It’s a pleasure to announce the availability of our new book Hermeneutica, Computer-Assisted Interpretation in the Humanities (co-authored with Geoffrey Rockwell), available from MIT Press and elsewhere. We’re especially proud of the nature of this collaboration, writing a monograph in parallel with the development of Voyant Tools – a true mix of theory and praxis in the digital humanities. Here’s the book overview and some humbling endorsements:
The image of the scholar as a solitary thinker dates back at least to Descartes’ Discourse on Method. But scholarly practices in the humanities are changing as older forms of communal inquiry are combined with modern research methods enabled by the Internet, accessible computing, data availability, and new media. Hermeneutica introduces text analysis using computer-assisted interpretive practices. It offers theoretical chapters about text analysis, presents a set of analytical tools (called Voyant) that instantiate the theory, and provides example essays that illustrate the use of these tools. Voyant allows users to integrate interpretation into texts by creating hermeneutica—small embeddable “toys” that can be woven into essays published online or into such online writing environments as blogs or wikis. The book’s companion website, Hermeneutic.ca, offers the example essays with both text and embedded interactive panels. The panels show results and allow readers to experiment with the toys themselves.
The use of these analytical tools results in a hybrid essay: an interpretive work embedded with hermeneutical toys that can be explored for technique. The hermeneutica draw on and develop such common interactive analytics as word clouds and complex data journalism interactives. Embedded in scholarly texts, they create a more engaging argument. Moving between tool and text becomes another thread in a dynamic dialogue.
“This is a superbly lucid, erudite, and useful book. Geoffrey Rockwell and Stéfan Sinclair have been actively engaged in creating tools and platforms for text analysis for more than a decade. They bring their considerable practical knowledge together with their critical sophistication as scholars of literary interpretation in a conversational text that is as generous to the reader as it is informative.
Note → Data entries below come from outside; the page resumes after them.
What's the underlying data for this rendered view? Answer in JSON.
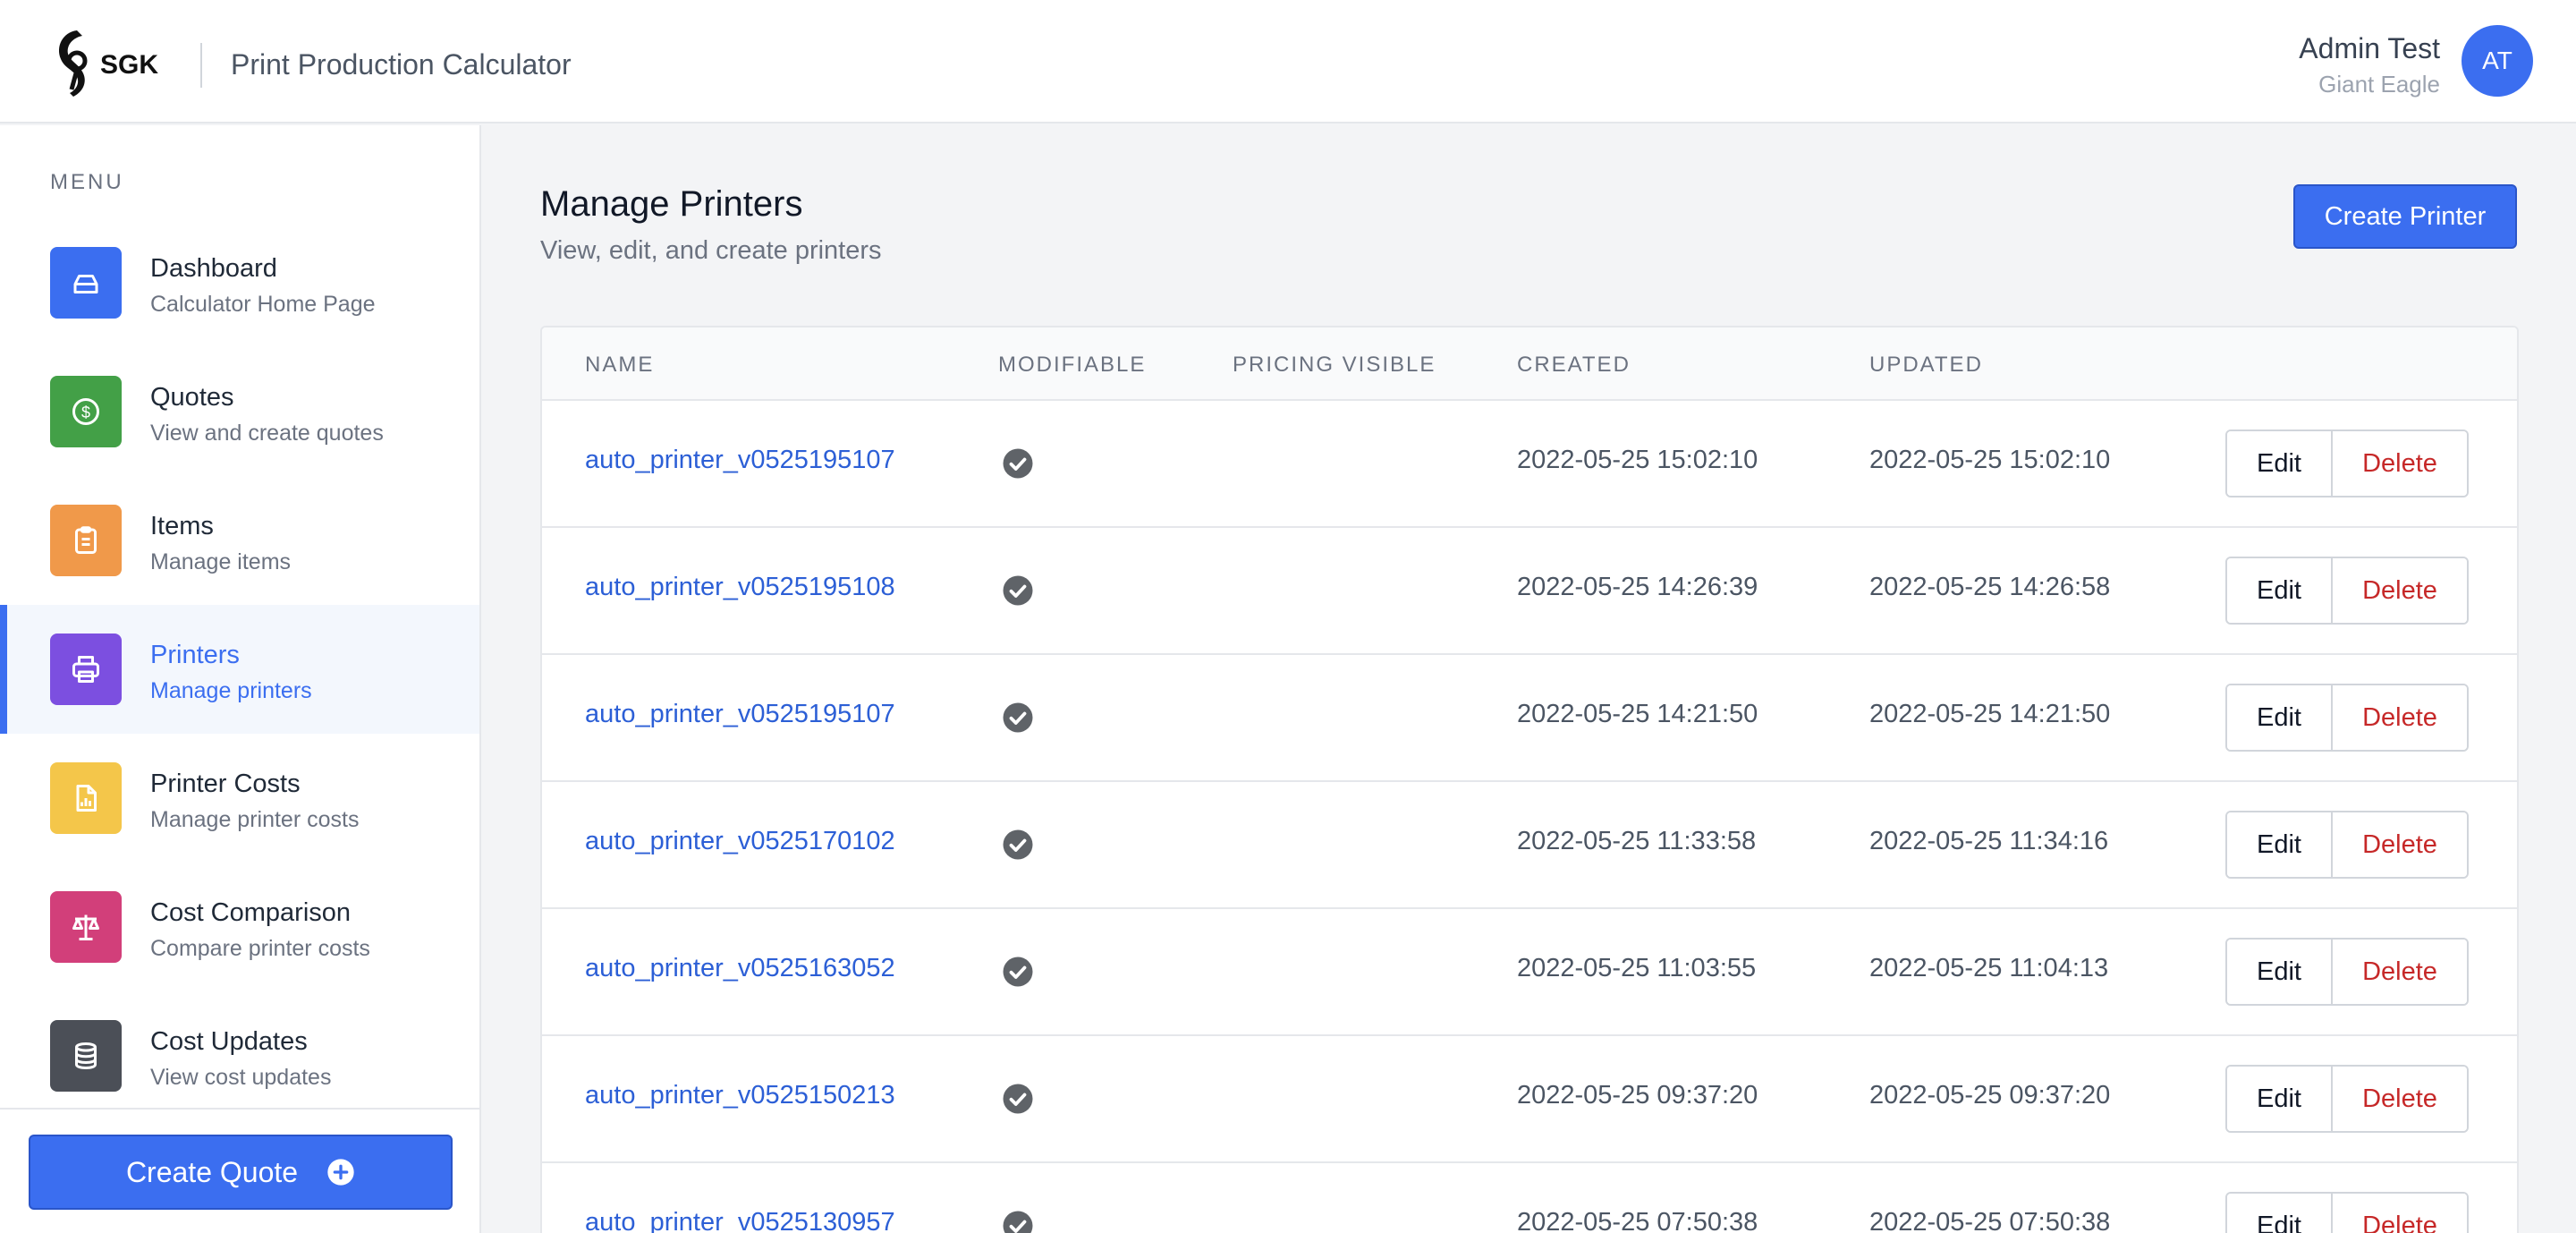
{
  "header": {
    "logo_text": "SGK",
    "app_title": "Print Production Calculator",
    "user_name": "Admin Test",
    "user_org": "Giant Eagle",
    "avatar_initials": "AT"
  },
  "sidebar": {
    "menu_label": "MENU",
    "items": [
      {
        "title": "Dashboard",
        "subtitle": "Calculator Home Page",
        "icon": "home-icon",
        "color": "#3b6ef0"
      },
      {
        "title": "Quotes",
        "subtitle": "View and create quotes",
        "icon": "currency-dollar-icon",
        "color": "#43a047"
      },
      {
        "title": "Items",
        "subtitle": "Manage items",
        "icon": "clipboard-list-icon",
        "color": "#f0994a"
      },
      {
        "title": "Printers",
        "subtitle": "Manage printers",
        "icon": "printer-icon",
        "color": "#7c4fe0",
        "active": true
      },
      {
        "title": "Printer Costs",
        "subtitle": "Manage printer costs",
        "icon": "document-chart-icon",
        "color": "#f4c64a"
      },
      {
        "title": "Cost Comparison",
        "subtitle": "Compare printer costs",
        "icon": "scale-icon",
        "color": "#d23f7a"
      },
      {
        "title": "Cost Updates",
        "subtitle": "View cost updates",
        "icon": "database-icon",
        "color": "#4b4f57"
      }
    ],
    "create_quote_label": "Create Quote"
  },
  "main": {
    "title": "Manage Printers",
    "subtitle": "View, edit, and create printers",
    "create_button_label": "Create Printer",
    "table": {
      "columns": [
        "NAME",
        "MODIFIABLE",
        "PRICING VISIBLE",
        "CREATED",
        "UPDATED"
      ],
      "edit_label": "Edit",
      "delete_label": "Delete",
      "rows": [
        {
          "name": "auto_printer_v0525195107",
          "modifiable": true,
          "pricing_visible": false,
          "created": "2022-05-25 15:02:10",
          "updated": "2022-05-25 15:02:10"
        },
        {
          "name": "auto_printer_v0525195108",
          "modifiable": true,
          "pricing_visible": false,
          "created": "2022-05-25 14:26:39",
          "updated": "2022-05-25 14:26:58"
        },
        {
          "name": "auto_printer_v0525195107",
          "modifiable": true,
          "pricing_visible": false,
          "created": "2022-05-25 14:21:50",
          "updated": "2022-05-25 14:21:50"
        },
        {
          "name": "auto_printer_v0525170102",
          "modifiable": true,
          "pricing_visible": false,
          "created": "2022-05-25 11:33:58",
          "updated": "2022-05-25 11:34:16"
        },
        {
          "name": "auto_printer_v0525163052",
          "modifiable": true,
          "pricing_visible": false,
          "created": "2022-05-25 11:03:55",
          "updated": "2022-05-25 11:04:13"
        },
        {
          "name": "auto_printer_v0525150213",
          "modifiable": true,
          "pricing_visible": false,
          "created": "2022-05-25 09:37:20",
          "updated": "2022-05-25 09:37:20"
        },
        {
          "name": "auto_printer_v0525130957",
          "modifiable": true,
          "pricing_visible": false,
          "created": "2022-05-25 07:50:38",
          "updated": "2022-05-25 07:50:38"
        }
      ]
    }
  }
}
This will be a must-have, go-to book for anyone teaching or working in text analysis in the digital humanities—and it comes as close as any work to date to making an argument for the value of computational methods.”
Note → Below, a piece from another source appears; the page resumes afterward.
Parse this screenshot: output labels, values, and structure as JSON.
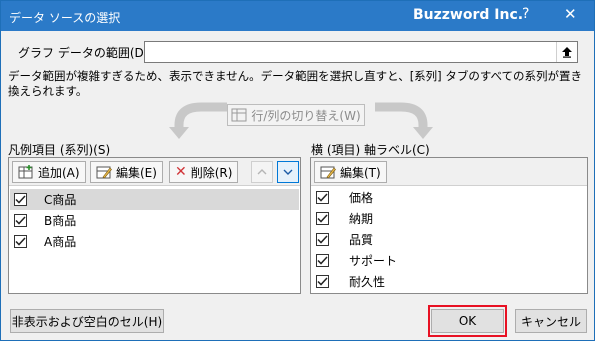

—Johanna Drucker, Breslauer Professor of Bibliographical Studies, University of California, Los Angeles
“Philosophically informed, historically contextualized, and technologically savvy, Rockwell and Sinclair set a new standard for probing both the conceptual underpinnings and the epistemological potential of digitally enabled interpretations of written expression. By engaging with Hermeneutica’s integration of past and present, virtual and physical, and theoretical and practical, both advocates and skeptics of digital humanities will benefit in multiple and enduring ways.”
—Chad Gaffield, Professor of History and University Research Chair in Digital Scholarship, University of Ottawa; former President and CEO, Social Sciences and Humanities Research Council of Canada
“With great intelligence, creativity, and care, Rockwell and Sinclair, two of the leading practitioners of humanities computing, explore what happens when digital tools, literary theory, and textual exploration are brought together in highly interactive ways. The outcomes are by turns surprising, illuminating, and even playful, but most of all thought-provoking for all those who care about how we read and analyze texts.”
—Dan Cohen, founding Executive Director, Digital Public Library of America
“A technological revolution, in its historical context, brings old things around again but makes them new. Obsessed by the never-before-possible, focused on results, we may miss changes in practice far more important than either. Hermeneutica, from the hands of two Canadian pioneers ‘weaving together of hermeneutical things,’ pays attention, gives examples, and provides tools for participating in our renewal of scholarship.”
—Willard McCarty, FRAI, Professor, King’s College London and Western Sydney University